JS: The Oklahoma game was the first time for me. Before the Oklahoma game I thought this was a good team; I thought it was a team that, if all things went well, could get to maybe double-digit wins at the end of the year. But that Oklahoma game, to go down there in a very hostile environment, a double-digit underdog, and to play the way they played, that was sort of the game that I kind of went, "wow." We have a committee on the Orange Bowl that's called strategic relations. There's three of us that work in the BCS for the future of the BCS, and the other guy that heads that up with me is an Oklahoma graduate. So leading up to that game he and I had a lot of back and forth, friendly rivalry stuff. But obviously you can imagine with a committee of football fans that's always a fun experience any time your teams play each other. So we were going back and forth, and after getting his emails and his texts, I'm thinking, "Man, that Oklahoma team really is awful good." And then when they went down there and did what they did down in Norman, I said this team's really got the potential to do something special. And then they came back the following week and almost stumbled.

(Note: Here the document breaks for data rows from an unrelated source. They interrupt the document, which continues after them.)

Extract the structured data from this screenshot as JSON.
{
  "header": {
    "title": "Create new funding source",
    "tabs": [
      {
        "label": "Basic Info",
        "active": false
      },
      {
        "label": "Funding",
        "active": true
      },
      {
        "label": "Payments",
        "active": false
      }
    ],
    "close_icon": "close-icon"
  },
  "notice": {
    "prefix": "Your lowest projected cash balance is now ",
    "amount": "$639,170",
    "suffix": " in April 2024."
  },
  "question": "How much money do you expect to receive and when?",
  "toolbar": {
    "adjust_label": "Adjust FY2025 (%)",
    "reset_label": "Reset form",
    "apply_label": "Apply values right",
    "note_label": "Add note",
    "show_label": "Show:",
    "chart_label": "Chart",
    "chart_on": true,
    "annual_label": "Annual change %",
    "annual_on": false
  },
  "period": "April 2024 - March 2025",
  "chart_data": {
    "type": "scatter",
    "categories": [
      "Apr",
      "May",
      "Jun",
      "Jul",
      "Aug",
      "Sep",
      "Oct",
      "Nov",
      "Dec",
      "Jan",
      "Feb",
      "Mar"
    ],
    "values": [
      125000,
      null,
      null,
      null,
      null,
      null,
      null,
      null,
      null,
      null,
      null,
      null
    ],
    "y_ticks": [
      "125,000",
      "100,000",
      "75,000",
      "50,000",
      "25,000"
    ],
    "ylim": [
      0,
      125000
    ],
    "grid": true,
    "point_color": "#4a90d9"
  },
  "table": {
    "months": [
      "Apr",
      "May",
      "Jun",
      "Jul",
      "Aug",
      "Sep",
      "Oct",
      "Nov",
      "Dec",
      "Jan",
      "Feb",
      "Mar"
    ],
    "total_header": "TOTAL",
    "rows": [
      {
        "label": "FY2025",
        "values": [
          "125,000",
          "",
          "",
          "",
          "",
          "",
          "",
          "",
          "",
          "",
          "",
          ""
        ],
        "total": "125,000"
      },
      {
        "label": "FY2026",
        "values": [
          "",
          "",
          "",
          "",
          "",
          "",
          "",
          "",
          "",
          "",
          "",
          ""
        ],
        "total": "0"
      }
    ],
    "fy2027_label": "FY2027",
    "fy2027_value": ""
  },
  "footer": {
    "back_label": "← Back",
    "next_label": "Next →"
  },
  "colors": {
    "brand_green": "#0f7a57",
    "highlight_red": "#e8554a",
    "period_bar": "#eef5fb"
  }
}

But I think it was the Oklahoma game that kind of had me thinking, "Geez, we can actually host these guys in the Orange Bowl." I can't say that any time before that game I was even thinking that big. And then I was out at USC and obviously when they won that game I knew they were coming. But I went out to USC with the thought that, "All right, we're going to be hosting these guys. So let's make sure we cover all the bases in terms of who we need to work with and deal with."

I've got to ask you this before I let you go: Prediction?

JS: Well, let me say this: As a member of the Orange Bowl committee, I'm going to withhold a prediction, because we are not in the business of making predictions, we're just about making great experiences. But I'll probably be wearing a religious medal at some point during the game.